AUBREY BRUCE“I’m up on the tight wire, one side’s ice and one is fire. It’s a circus game with you and me. I’m up on the tight rope, one side’s hate and one is hope. But the top hat on my head is all you see. And the wire seems to be the only place for me. A comedy of errors and I’m falling. Like a rubber neck giraffe, you look into my past. Well, baby, you’re just too blind to see.” (Tight Rope lyrics by Leon Russell)A couple of weeks ago I made plans to attend and cover the Pitt, Notre Dame basketball game at South Bend, Indiana. Just prior to the day I was about to head to South Bend I had a pregame chat with the NPC’s Stephan Broadus, (a native of St. Louis) about the doomsday weather scenario; I “punked” out and decided not to join my photographer at the Purcell Pavilion. Pitt won a nail biter 85-81 in overtime. Obviously “touchdown Jesus” must have been on sabbatical because the chanting home congregation of more than 9,000 faithful could not insure a victory for the Fighting Irish.The “trees” that Pitt planted in the “paint” gave the Panthers opportunity after opportunity and multiple chances to score inside the painted area out rebounding the Irish 38-22 inside the painted area also outscoring them 42-18 in the “red zone.”

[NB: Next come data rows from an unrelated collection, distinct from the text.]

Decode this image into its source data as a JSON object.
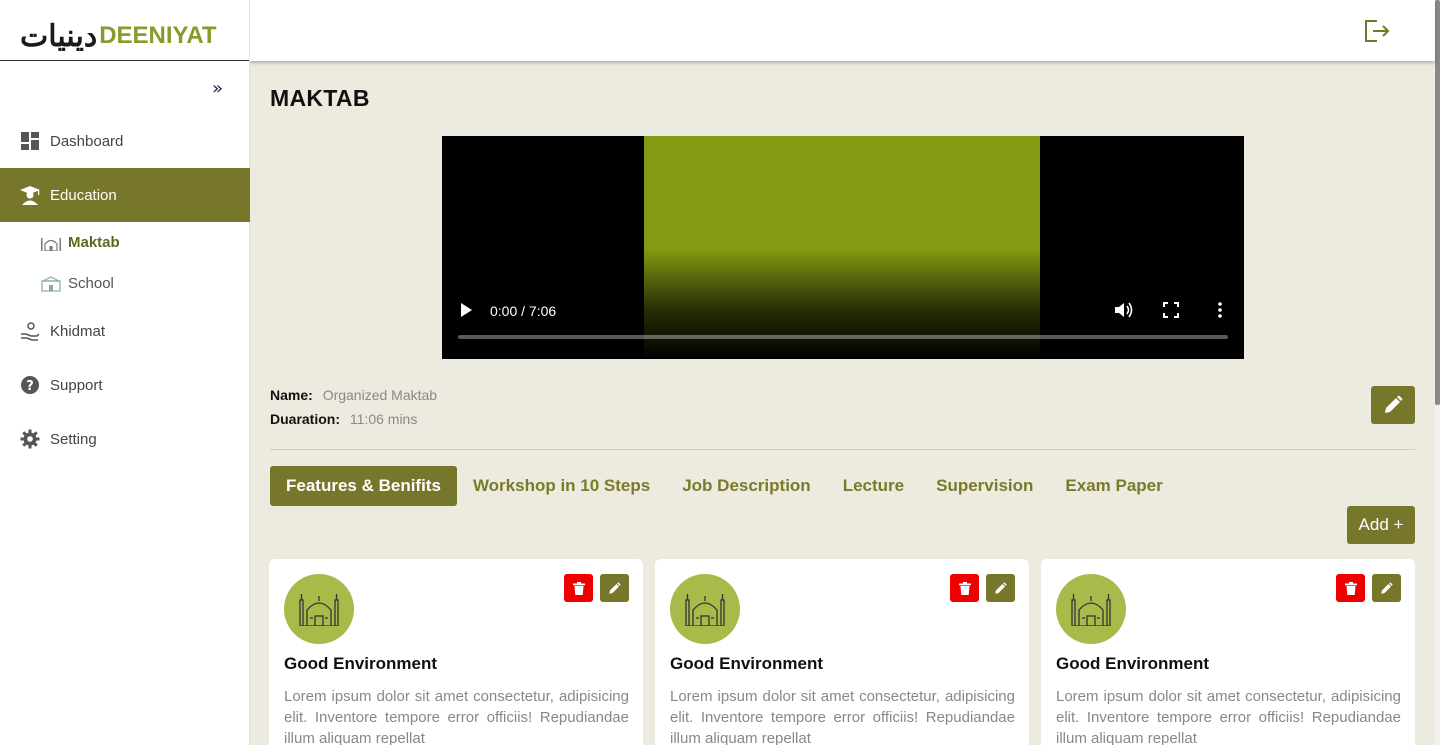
{
  "brand": {
    "arabic": "دینیات",
    "name": "DEENIYAT"
  },
  "sidebar": {
    "items": [
      {
        "label": "Dashboard",
        "icon": "dashboard-icon"
      },
      {
        "label": "Education",
        "icon": "graduate-icon",
        "active": true
      },
      {
        "label": "Khidmat",
        "icon": "helping-hand-icon"
      },
      {
        "label": "Support",
        "icon": "question-icon"
      },
      {
        "label": "Setting",
        "icon": "gear-icon"
      }
    ],
    "sub_items": [
      {
        "label": "Maktab",
        "icon": "mosque-icon",
        "active": true
      },
      {
        "label": "School",
        "icon": "school-icon"
      }
    ]
  },
  "main": {
    "title": "MAKTAB",
    "video": {
      "time": "0:00 / 7:06",
      "progress": 0
    },
    "info": {
      "name_label": "Name:",
      "name_value": "Organized Maktab",
      "duration_label": "Duaration:",
      "duration_value": "11:06 mins"
    },
    "tabs": [
      {
        "label": "Features & Benifits",
        "active": true
      },
      {
        "label": "Workshop in 10 Steps"
      },
      {
        "label": "Job Description"
      },
      {
        "label": "Lecture"
      },
      {
        "label": "Supervision"
      },
      {
        "label": "Exam Paper"
      }
    ],
    "add_label": "Add +",
    "cards": [
      {
        "title": "Good Environment",
        "text": "Lorem ipsum dolor sit amet consectetur, adipisicing elit. Inventore tempore error officiis! Repudiandae illum aliquam repellat"
      },
      {
        "title": "Good Environment",
        "text": "Lorem ipsum dolor sit amet consectetur, adipisicing elit. Inventore tempore error officiis! Repudiandae illum aliquam repellat"
      },
      {
        "title": "Good Environment",
        "text": "Lorem ipsum dolor sit amet consectetur, adipisicing elit. Inventore tempore error officiis! Repudiandae illum aliquam repellat"
      }
    ]
  },
  "colors": {
    "accent": "#76772a",
    "danger": "#ee0000",
    "background": "#edebdf",
    "video_frame": "#849a12",
    "card_icon_bg": "#a7bb4a"
  }
}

Facebook0Tweet0Pin0Submitted by Thurston County Chamber of CommerceLeadership Thurston County (LTC) and the Thurston County Chamber Foundation are pleased to recognize members of the Class of 2017. Sponsored by TAGS Awards & Specialties, the graduation program is on June 14 during the monthly Thurston County Chamber Forum.During the 10-month program, participants met with local, community, and statewide leaders; learned about issues surrounding South Sound communities; expanded networks and resources; and explored numerous opportunities to get involved. Topics ranged from economic development and government to environmental issues, education, and health care. Field trips included visits to local businesses, schools and universities, public agencies, and non-profit organizations.Many thanks to Graduation Sponsor TAGS Awards & Specialties, all the employers who sponsored participants, local leaders who contributed to the monthly sessions, LTC Sustaining Trustees and Board of Regents, and the Thurston County Chamber for all their outstanding support during the past LTC year!In addition, thank you to our Forum sponsors, Schramm Marketing, Capital Mall, and Wolf Haven International.Leadership Thurston County Graduating class 2017. Photo courtesy: Thurston County ChamberThe 2017 LTC Graduates are:Bill BakerJustin BoyesJon BreinJennifer CarterCorinne DaffernMatthew DeBordJim DowningDonna FeddernDave ForsbergKari FyeCharlie GrothTraci HansenPamela Hartman BeyerTalia HastieCari HornbeinRachael JamisonJon KalarAshley LabradorAnne LarsenJosh MetcalfNick MilnerAlyssa NastasiErica OlsenKen PekolaLee PetersonDavid RossSierra RoundyColleen RustApril SleeShauna StewartJoanne StimacMeghan Sullivan GoldenbergerJacob WilliamsFor further information, please call Alisha Blain, program coordinator, at 360-357-8515 or email [email protected] Thurston County is a program of the Thurston County Chamber Foundation and has been developing informed, skilled and committed community leaders since 1994. For information, please visit the Leadership Thurston County’s website.